[App and web page records]

--*--

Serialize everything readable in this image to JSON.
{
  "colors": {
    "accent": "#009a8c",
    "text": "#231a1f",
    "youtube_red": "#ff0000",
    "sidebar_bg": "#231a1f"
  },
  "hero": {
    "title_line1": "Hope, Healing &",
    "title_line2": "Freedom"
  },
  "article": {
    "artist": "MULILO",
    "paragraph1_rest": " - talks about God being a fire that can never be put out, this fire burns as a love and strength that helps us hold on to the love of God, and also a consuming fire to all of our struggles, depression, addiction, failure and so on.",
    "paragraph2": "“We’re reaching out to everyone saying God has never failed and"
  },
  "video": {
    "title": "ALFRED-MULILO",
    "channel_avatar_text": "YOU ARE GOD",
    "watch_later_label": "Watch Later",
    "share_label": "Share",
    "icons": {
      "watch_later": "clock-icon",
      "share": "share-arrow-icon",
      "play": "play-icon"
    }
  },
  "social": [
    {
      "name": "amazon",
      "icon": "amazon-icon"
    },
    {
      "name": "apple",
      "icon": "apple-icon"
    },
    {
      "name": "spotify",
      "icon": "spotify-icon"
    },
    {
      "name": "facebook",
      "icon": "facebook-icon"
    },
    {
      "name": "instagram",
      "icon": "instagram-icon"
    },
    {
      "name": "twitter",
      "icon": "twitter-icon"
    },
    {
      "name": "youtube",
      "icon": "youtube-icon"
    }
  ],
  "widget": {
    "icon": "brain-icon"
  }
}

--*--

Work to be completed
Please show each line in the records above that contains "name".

Answer space
      "name": "amazon",
      "name": "apple",
      "name": "spotify",
      "name": "facebook",
      "name": "instagram",
      "name": "twitter",
      "name": "youtube",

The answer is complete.